═══ DATA FOR PROCESSING ═══

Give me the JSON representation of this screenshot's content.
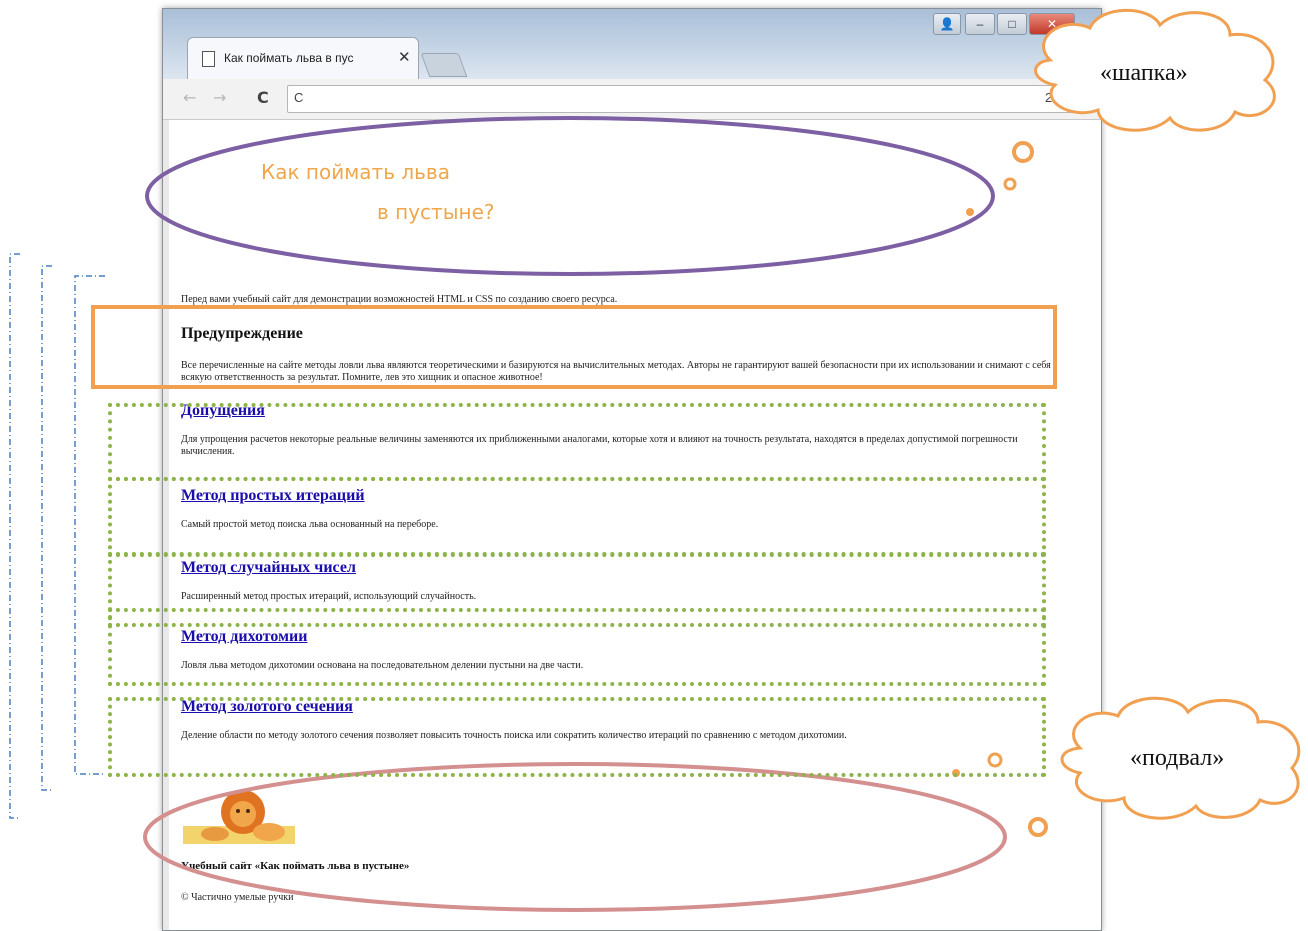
{
  "browser": {
    "tab_title": "Как поймать льва в пус",
    "tab_close": "✕",
    "back_icon": "←",
    "forward_icon": "→",
    "reload_icon": "C",
    "address_partial": "C",
    "omnibox_extra": "2 🔍",
    "window_user": "👤",
    "window_min": "–",
    "window_max": "□",
    "window_close": "✕"
  },
  "logo": {
    "line1": "Как поймать льва",
    "line2": "в пустыне?"
  },
  "intro": "Перед вами учебный сайт для демонстрации возможностей HTML и CSS по созданию своего ресурса.",
  "warning": {
    "title": "Предупреждение",
    "text": "Все перечисленные на сайте методы ловли льва являются теоретическими и базируются на вычислительных методах. Авторы не гарантируют вашей безопасности при их использовании и снимают с себя всякую ответственность за результат. Помните, лев это хищник и опасное животное!"
  },
  "sections": [
    {
      "title": "Допущения",
      "text": "Для упрощения расчетов некоторые реальные величины заменяются их приближенными аналогами, которые хотя и влияют на точность результата, находятся в пределах допустимой погрешности вычисления."
    },
    {
      "title": "Метод простых итераций",
      "text": "Самый простой метод поиска льва основанный на переборе."
    },
    {
      "title": "Метод случайных чисел",
      "text": "Расширенный метод простых итераций, использующий случайность."
    },
    {
      "title": "Метод дихотомии",
      "text": "Ловля льва методом дихотомии основана на последовательном делении пустыни на две части."
    },
    {
      "title": "Метод золотого сечения",
      "text": "Деление области по методу золотого сечения позволяет повысить точность поиска или сократить количество итераций по сравнению с методом дихотомии."
    }
  ],
  "footer": {
    "site_name": "Учебный сайт «Как поймать льва в пустыне»",
    "copyright": "© Частично умелые ручки"
  },
  "annotations": {
    "header_label": "«шапка»",
    "footer_label": "«подвал»",
    "header_ellipse_color": "#7d5fa3",
    "footer_ellipse_color": "#d48f8f",
    "cloud_color": "#f0a050",
    "warning_box_color": "#f0a050",
    "sections_box_color": "#8cb44a",
    "bracket_color": "#4a7fc1"
  }
}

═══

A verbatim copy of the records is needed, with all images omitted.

Give me the JSON representation of this screenshot's content.
{
  "browser": {
    "tab_title": "Как поймать льва в пус",
    "tab_close": "✕",
    "back_icon": "←",
    "forward_icon": "→",
    "reload_icon": "C",
    "address_partial": "C",
    "omnibox_extra": "2 🔍",
    "window_user": "👤",
    "window_min": "–",
    "window_max": "□",
    "window_close": "✕"
  },
  "logo": {
    "line1": "Как поймать льва",
    "line2": "в пустыне?"
  },
  "intro": "Перед вами учебный сайт для демонстрации возможностей HTML и CSS по созданию своего ресурса.",
  "warning": {
    "title": "Предупреждение",
    "text": "Все перечисленные на сайте методы ловли льва являются теоретическими и базируются на вычислительных методах. Авторы не гарантируют вашей безопасности при их использовании и снимают с себя всякую ответственность за результат. Помните, лев это хищник и опасное животное!"
  },
  "sections": [
    {
      "title": "Допущения",
      "text": "Для упрощения расчетов некоторые реальные величины заменяются их приближенными аналогами, которые хотя и влияют на точность результата, находятся в пределах допустимой погрешности вычисления."
    },
    {
      "title": "Метод простых итераций",
      "text": "Самый простой метод поиска льва основанный на переборе."
    },
    {
      "title": "Метод случайных чисел",
      "text": "Расширенный метод простых итераций, использующий случайность."
    },
    {
      "title": "Метод дихотомии",
      "text": "Ловля льва методом дихотомии основана на последовательном делении пустыни на две части."
    },
    {
      "title": "Метод золотого сечения",
      "text": "Деление области по методу золотого сечения позволяет повысить точность поиска или сократить количество итераций по сравнению с методом дихотомии."
    }
  ],
  "footer": {
    "site_name": "Учебный сайт «Как поймать льва в пустыне»",
    "copyright": "© Частично умелые ручки"
  },
  "annotations": {
    "header_label": "«шапка»",
    "footer_label": "«подвал»",
    "header_ellipse_color": "#7d5fa3",
    "footer_ellipse_color": "#d48f8f",
    "cloud_color": "#f0a050",
    "warning_box_color": "#f0a050",
    "sections_box_color": "#8cb44a",
    "bracket_color": "#4a7fc1"
  }
}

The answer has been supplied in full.